## EXERCISE INSTRUCTIONS
Return the number of lines below with "description" in them, and nothing else.

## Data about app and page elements
■ ■ ■ ■ ■

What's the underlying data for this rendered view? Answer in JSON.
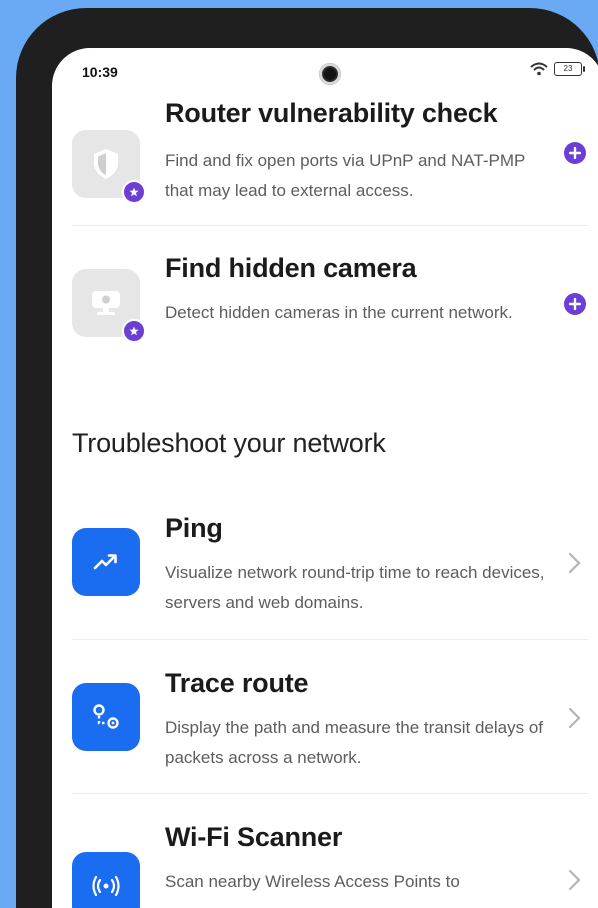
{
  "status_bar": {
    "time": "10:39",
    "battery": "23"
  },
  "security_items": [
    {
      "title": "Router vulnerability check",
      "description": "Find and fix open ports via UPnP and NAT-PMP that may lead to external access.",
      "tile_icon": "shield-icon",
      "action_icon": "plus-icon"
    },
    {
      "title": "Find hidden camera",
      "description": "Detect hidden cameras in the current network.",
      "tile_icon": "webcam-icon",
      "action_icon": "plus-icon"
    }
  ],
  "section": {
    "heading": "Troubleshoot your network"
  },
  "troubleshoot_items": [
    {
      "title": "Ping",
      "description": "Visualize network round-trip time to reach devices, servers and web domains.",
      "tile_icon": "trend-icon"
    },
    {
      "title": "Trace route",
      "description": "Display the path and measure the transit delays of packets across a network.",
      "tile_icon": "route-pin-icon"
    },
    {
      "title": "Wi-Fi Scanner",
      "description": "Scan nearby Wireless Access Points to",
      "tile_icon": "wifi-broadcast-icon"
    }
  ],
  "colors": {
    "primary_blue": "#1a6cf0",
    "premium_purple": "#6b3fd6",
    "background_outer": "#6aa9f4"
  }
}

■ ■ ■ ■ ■

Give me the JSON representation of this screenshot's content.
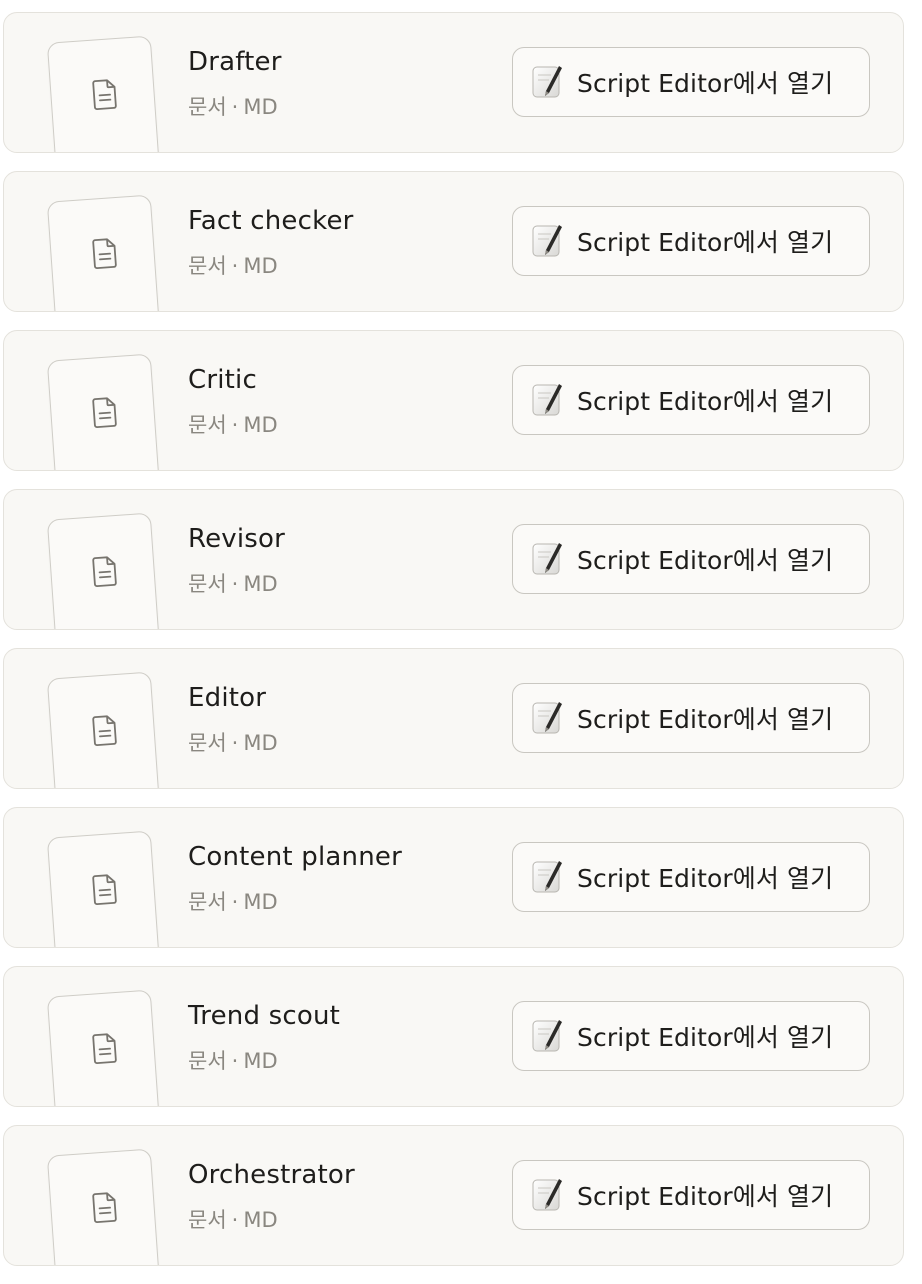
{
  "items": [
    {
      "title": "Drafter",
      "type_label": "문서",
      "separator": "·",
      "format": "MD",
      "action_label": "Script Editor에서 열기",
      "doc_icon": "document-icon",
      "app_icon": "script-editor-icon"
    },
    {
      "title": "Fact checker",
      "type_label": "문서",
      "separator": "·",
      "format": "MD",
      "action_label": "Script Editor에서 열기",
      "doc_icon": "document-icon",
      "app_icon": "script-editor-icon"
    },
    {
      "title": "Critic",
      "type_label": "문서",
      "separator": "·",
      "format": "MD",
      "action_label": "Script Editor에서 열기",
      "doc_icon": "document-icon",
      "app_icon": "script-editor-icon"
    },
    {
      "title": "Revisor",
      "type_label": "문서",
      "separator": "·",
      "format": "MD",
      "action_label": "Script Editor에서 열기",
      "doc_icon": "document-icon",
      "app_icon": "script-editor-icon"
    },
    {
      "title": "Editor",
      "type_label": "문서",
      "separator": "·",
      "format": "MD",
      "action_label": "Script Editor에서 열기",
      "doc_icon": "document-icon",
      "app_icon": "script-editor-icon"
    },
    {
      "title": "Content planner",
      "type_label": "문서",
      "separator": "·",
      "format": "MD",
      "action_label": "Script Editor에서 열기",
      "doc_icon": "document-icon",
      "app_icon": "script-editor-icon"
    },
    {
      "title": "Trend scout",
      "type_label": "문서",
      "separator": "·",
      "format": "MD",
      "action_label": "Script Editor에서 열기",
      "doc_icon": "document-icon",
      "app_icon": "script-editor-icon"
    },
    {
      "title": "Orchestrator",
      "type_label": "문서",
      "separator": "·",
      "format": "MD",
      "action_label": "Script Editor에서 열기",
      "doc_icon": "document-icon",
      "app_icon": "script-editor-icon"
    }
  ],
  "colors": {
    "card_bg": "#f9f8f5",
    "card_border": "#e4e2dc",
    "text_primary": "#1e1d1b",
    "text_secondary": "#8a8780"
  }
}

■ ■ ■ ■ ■

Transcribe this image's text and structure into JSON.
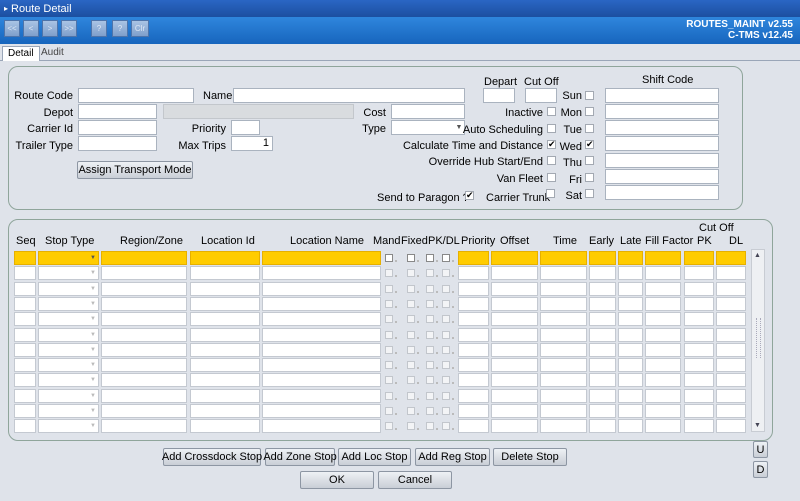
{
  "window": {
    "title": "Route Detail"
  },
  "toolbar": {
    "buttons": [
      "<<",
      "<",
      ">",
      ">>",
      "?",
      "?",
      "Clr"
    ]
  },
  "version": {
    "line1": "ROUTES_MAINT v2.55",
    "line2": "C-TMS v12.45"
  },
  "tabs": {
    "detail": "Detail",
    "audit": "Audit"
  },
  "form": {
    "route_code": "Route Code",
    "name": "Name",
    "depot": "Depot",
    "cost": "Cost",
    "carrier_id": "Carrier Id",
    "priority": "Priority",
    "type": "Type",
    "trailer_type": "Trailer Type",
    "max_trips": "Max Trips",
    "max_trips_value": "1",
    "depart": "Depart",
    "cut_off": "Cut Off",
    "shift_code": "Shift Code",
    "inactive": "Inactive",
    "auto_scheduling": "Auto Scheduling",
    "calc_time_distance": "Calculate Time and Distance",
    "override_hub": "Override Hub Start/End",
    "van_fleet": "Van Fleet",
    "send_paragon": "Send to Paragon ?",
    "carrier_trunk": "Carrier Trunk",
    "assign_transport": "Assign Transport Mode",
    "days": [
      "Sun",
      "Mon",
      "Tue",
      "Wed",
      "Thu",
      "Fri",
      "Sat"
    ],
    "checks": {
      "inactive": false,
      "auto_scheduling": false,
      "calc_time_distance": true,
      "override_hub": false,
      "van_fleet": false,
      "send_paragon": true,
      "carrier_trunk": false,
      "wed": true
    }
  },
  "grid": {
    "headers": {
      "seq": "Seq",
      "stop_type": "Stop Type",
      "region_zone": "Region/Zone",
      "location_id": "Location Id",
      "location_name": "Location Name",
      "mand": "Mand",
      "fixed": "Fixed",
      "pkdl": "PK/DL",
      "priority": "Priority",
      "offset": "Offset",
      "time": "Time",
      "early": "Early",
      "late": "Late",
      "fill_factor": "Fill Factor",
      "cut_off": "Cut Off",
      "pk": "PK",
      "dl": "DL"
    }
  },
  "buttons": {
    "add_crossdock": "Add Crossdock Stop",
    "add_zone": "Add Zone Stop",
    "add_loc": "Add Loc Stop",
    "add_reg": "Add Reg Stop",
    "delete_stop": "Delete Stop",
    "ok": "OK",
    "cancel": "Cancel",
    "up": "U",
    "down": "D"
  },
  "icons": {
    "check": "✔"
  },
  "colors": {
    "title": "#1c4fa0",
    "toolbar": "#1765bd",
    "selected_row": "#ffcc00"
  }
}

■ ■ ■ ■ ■

## OUTPUT FOR THIS EXERCISE
5